Look at what Annette Bening has been doing for the past three decades. She’s easily moved back and forth from drama (“The Grifters”) to comedy (“Mars Attacks!”), to dramatic comedy (“Being Julia”), back to drama (“Film Stars Don’t Die in Liverpool”) and even to science-fiction (“Captain Marvel”).
But meeting her in person, there’s no thinking about any of the characters she’s played. There’s only her, and upon saying hello, you know immediately that she’s bright, she’s got a sense of humor, and she does not suffer fools gladly. So, she was the perfect choice to take on the role of Sen. Dianne Feinstein, who shares the same qualities.
The film centers on the powerful Feinstein appointing Senate staffer Dan Jones (Adam Driver) to head up a committee that would look into look into torture practices used by the CIA in the days, months, and years following 9/11. Though the film’s focus is on Jones, Feinstein’s presence is always there, and Bening successfully disappears into the role. She spoke about it at the Toronto International Film Festival.
Q: How did you get involved with the film and why did you want to do it?
A: (Writer-director) Scott (Z. Burns) sent it to me and, right away, I thought it was an excellent story and an important story to tell. And a privilege to do. Often, as actors, we’re asked to take political positions on things, and just shine a spotlight on certain issues.

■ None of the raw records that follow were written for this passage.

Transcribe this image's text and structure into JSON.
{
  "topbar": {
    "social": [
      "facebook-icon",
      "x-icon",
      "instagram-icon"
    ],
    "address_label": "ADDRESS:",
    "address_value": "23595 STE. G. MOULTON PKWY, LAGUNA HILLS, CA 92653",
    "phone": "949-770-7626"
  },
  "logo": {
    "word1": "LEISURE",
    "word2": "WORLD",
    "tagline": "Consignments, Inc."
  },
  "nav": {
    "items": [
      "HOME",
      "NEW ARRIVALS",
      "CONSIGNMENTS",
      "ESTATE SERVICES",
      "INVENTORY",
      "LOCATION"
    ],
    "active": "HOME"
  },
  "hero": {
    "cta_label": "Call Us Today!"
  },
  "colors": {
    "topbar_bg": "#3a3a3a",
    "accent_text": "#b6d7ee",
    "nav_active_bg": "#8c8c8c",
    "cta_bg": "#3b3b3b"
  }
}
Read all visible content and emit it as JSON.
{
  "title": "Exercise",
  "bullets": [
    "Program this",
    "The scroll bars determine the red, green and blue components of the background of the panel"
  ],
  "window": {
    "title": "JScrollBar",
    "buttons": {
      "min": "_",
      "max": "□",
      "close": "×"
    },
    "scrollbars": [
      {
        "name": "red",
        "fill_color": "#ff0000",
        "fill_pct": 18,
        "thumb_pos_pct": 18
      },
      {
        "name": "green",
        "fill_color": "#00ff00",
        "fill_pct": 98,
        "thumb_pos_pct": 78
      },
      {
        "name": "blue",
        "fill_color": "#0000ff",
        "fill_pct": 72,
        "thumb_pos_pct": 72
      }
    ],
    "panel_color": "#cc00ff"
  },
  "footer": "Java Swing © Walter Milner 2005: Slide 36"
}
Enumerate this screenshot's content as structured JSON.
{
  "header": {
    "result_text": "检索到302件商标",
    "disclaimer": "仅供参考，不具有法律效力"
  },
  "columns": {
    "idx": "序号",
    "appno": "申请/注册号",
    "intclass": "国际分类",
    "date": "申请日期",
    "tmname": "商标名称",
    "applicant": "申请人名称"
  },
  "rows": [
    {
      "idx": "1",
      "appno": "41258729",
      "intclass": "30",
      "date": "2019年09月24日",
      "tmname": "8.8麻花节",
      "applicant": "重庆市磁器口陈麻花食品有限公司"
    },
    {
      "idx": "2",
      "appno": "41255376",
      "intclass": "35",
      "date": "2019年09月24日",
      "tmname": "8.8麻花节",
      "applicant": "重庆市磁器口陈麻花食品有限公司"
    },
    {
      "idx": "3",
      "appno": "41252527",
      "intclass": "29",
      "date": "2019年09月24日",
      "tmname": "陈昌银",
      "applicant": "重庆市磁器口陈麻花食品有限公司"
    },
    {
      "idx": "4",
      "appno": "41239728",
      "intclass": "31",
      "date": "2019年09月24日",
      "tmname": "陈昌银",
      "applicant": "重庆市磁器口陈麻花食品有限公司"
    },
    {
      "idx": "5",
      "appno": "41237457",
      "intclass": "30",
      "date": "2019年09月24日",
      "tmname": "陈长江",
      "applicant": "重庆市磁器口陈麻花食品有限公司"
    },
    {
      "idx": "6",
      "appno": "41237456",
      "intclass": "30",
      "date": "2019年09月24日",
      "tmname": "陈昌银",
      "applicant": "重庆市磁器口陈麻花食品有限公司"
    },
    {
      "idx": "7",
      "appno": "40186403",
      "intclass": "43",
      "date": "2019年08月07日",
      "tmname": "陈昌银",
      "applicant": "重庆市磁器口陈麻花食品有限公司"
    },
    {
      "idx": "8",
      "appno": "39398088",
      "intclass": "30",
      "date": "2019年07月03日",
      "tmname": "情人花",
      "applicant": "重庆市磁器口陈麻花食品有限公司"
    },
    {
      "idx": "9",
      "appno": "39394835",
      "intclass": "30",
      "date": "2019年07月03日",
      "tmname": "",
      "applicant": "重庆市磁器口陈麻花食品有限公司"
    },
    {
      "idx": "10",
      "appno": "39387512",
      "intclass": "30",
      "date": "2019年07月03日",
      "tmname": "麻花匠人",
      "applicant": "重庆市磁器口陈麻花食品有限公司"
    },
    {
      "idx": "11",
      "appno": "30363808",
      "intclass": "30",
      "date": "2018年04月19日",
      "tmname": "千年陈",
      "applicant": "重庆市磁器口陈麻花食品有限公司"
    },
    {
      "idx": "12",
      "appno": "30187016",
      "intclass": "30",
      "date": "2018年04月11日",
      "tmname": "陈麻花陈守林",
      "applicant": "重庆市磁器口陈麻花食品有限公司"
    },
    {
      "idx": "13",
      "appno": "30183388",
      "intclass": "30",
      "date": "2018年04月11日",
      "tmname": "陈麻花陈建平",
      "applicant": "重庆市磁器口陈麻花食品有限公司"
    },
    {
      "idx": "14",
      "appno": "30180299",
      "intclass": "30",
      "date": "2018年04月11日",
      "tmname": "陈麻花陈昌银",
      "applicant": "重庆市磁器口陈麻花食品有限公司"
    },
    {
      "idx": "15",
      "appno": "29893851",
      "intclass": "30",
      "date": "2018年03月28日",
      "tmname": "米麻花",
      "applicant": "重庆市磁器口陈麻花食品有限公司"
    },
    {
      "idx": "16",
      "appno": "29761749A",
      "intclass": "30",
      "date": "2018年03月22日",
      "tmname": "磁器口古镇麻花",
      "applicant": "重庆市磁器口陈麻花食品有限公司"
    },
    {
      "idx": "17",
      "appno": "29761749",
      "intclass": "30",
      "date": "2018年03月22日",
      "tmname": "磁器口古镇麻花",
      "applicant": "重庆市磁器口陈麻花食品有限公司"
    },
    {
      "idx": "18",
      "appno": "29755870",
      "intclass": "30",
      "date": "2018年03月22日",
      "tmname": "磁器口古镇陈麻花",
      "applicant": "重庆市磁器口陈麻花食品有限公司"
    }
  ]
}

Sometimes I choose to do that, and sometimes I don’t. But this is the best thing we can do as actors. I feel fortunate enough to be a part of something like this that really does have something to say. It’s a very important piece of our history as Americans, and we need to be reminded of it.
Q: What was your plan for playing Sen. Feinstein just right?
A: I moved to San Francisco in 1978, and that was the year of the assassinations in City Hall where Harvey Milk and Mayor George Moscone were murdered. She was on the board of supervisors at that time and she automatically became mayor. So, I’ve been familiar with her for a long time, and I really wanted to play her. But the events and the facts in the movie are really what’s important, so I wanted to do enough (in my portrayal) that viewers accepted it was her, but no more. So, I watched her and listened to her a lot, and I would trust Scott to help me, to let me know if it was the right direction. But the fact that she is a measured woman is part of the story, and it’s part of who she authentically is. I was really proud to play her, and I have a lot of respect for her, but that’s not really what the movie’s about. It’s not about these people, it’s about the facts, themselves.
Q: Those facts turn into a complicated story of people trying to find the truth, all while the government and the CIA seem to be working against them. Were you aware of what was going on and who was involved at the time?
A: It was a group of people that eventually wrote the (torture) report - Dan being the primary writer - and a group of people that eventually got it out. But individuals do matter. And it was the force of character, of one person who decides - as Dan did - to not be buried by the five zillion pages of documents that the CIA dumped. That was part of their strategy. They figured some people would get bored. And some people did have to quit, some for very good reasons. But Dan’s force of character made a difference, and that is an encouraging thing to see. Because right now, in so many places, we feel like we need that, we need individuals who are willing to step up and say, “Sorry, this isn’t acceptable.”
Q: Did making the film enlighten you, and change your mind about what had gone down?
A: One of the important things to emphasize is that there were many people in the CIA who refused to cooperate with this program. They either asked to be transferred out or they just refused. I think that’s a really important thing to remember. I hope that message gets through to the public about this film, that it’s not in any way an attack on the CIA. It’s an attack on what happened to a group of people who were under enormous pressure, because of 9/11, to do something. One of the things I was surprised by was how eloquent Dianne Feinstein was. She basically said that the strength of our system is measured by how we respond when we make mistakes. So here we are, we are acknowledging something that happened. We’re saying to the world that we did a wrong thing and that we are now rectifying it, and they did.
“The Report” opens on Nov. 15.
Ed Symkus writes about movies for More Content Now. He can be reached at firstname.lastname@example.org.